I finally make it to the soup aisle, trying to gather the last of my soup ingredients. I find the broth right away, but the bullion is being elusive. I stand there, scanning the rows over and over. Knowing full-well it had to be there and I was just missing it. The aisle was full of people, and I was doing my best to stay out of everyone’s way. There was one lady in particular that seemed to be looking for things in the area I was standing. Three times I smiled and moved so that she could get through or in between myself and the shelves. Not once did she apologize, say excuse me, or even smile in return. She seemed exasperated that I was continuously in her way. I apologized saying (more to the store worker who frequently visits with the kids and I on our many walks to the store), My kids aren’t feeling well and I’m trying to make them some homemade soup and I just can’t seem to see what I need, even though I know it’s here. Store worker asks what I’m looking for and I tell him, and he starts to scan the shelves for my ultra-elusive MSG free, gluten free, natural chicken bullion. And I kid you not, while he was looking, the lady had the audacity to half say to me, half mutter to herself, Maybe if you’d have waited till you were an appropriate age to have children, you’d be old enough to know how to cook and where to find things. I froze completely. I look at her wide-eyed and disbelieving. I had to rerun it in my mind to make sure that actually happened.
I stood there a few moments, just staring at her in shock, before finding my voice. I was a little surprised to hear myself saying, I am thirty years old! And I am glad my children weren’t here with me, to be experience your rudeness! (I’m not actually 30… but I’m in the latest of my 20′s, which is close enough.) At this point, the worker realized he may have a cat fight on his hands, interjected with, Her children are some of the most well-mannered ones that come through our store. She rolled her eyes! And then acted all offended and walked away muttering about how if I was really thirty, I would have more manners. I stood there for a moment, just taking it all in. And then I grabbed the bullion from the poor man’s hand and ran to the checkout and got the heck outta there. I knew if I did anything else one of two things would happen. Either I’d find her and deck her, or I’d burst into tears. So I fled. And had a cry in the truck before heading home. Not because my feelings were hurt, but because I was SO angry. I mean, who talks that way to a stranger, let alone anyone! Livid would not begin to explain my emotions.
Looking back on it made me think about when THIS happened, or when I wrote The Muddy Mommy.
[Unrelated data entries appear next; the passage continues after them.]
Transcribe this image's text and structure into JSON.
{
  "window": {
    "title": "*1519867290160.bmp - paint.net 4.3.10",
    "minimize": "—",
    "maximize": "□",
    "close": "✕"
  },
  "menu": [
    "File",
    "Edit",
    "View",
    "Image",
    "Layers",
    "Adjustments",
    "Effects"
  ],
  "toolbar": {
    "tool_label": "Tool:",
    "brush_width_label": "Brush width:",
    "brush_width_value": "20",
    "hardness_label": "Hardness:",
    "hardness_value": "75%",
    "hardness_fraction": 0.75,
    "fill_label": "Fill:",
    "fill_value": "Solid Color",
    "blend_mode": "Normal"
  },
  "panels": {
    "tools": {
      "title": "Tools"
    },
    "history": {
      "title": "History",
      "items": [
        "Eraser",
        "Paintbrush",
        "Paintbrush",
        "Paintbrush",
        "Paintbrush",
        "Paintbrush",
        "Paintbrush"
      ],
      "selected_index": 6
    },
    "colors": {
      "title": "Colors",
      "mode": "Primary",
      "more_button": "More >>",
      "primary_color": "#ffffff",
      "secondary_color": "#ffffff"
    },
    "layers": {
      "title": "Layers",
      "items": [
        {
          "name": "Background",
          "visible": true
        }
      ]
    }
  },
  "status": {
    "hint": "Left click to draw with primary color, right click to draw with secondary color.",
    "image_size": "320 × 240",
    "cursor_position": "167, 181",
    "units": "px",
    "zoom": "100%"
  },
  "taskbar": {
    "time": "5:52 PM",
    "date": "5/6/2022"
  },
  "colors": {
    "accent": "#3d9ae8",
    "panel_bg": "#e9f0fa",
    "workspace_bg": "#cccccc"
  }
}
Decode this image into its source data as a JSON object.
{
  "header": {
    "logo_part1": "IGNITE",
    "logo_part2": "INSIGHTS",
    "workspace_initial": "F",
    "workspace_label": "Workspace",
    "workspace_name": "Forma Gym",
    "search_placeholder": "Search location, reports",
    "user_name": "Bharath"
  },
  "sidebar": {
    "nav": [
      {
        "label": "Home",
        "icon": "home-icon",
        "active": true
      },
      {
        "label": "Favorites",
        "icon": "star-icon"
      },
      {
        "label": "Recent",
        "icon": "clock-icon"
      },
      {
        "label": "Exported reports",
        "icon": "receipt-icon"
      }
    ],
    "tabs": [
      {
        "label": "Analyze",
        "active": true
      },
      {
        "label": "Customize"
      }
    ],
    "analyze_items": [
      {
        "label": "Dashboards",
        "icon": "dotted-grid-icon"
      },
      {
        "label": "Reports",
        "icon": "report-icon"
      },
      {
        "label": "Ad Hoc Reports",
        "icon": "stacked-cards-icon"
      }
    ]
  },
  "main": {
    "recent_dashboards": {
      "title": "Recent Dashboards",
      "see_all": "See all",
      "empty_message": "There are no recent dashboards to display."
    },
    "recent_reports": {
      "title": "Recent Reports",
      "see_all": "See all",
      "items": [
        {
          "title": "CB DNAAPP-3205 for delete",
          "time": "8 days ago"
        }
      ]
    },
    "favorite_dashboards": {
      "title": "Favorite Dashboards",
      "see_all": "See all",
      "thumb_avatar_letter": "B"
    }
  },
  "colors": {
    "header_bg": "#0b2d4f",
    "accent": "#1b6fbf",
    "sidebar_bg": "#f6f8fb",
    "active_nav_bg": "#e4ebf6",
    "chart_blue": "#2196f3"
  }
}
After my cry (and a few days to calm down) I realized that it wasn’t just that I was embarrassed at the whole scenario or that I was angered by her words. I was angered by the way I was treated by another woman, possibly by another mother. Maybe she is a young grandma projecting her feelings onto me. Maybe she is not a mother, projecting those feelings onto me. Maybe she is just one cranky lady. I don’t know the feelings, or thoughts behind her words. And with most of our daily interactions, we don’t know what is going on in the people we encounter. But I do know that now that I can be rational about this scenario, that I will be more intentional about my interactions with strangers. I’ve had strangers make my day seem worthwhile, and I’ve had strangers make my day infinitely worse. That’s the thing about choosing to live with intention, and wanting to model that for my children… I need to be intentional about the way I interact with others, whether they’re people I interact with on a daily, weekly, monthly, one once in a lifetime. I can be passing out smiles and warm-feelings, or I can aim and fire to make sure of a direct hit, like the one I received. Either way I can choose. You can choose. Life is hard enough, why would we want to add to that? Besides, if you’re so busy aiming at me, you could be missing out on an opportunity for us both to walk away feeling some reprieve of life’s trials.
And next time I attempt a trip to the grocery store on a weekend, let alone a holiday weekend, I’ll make sure I am properly coffee-fueled.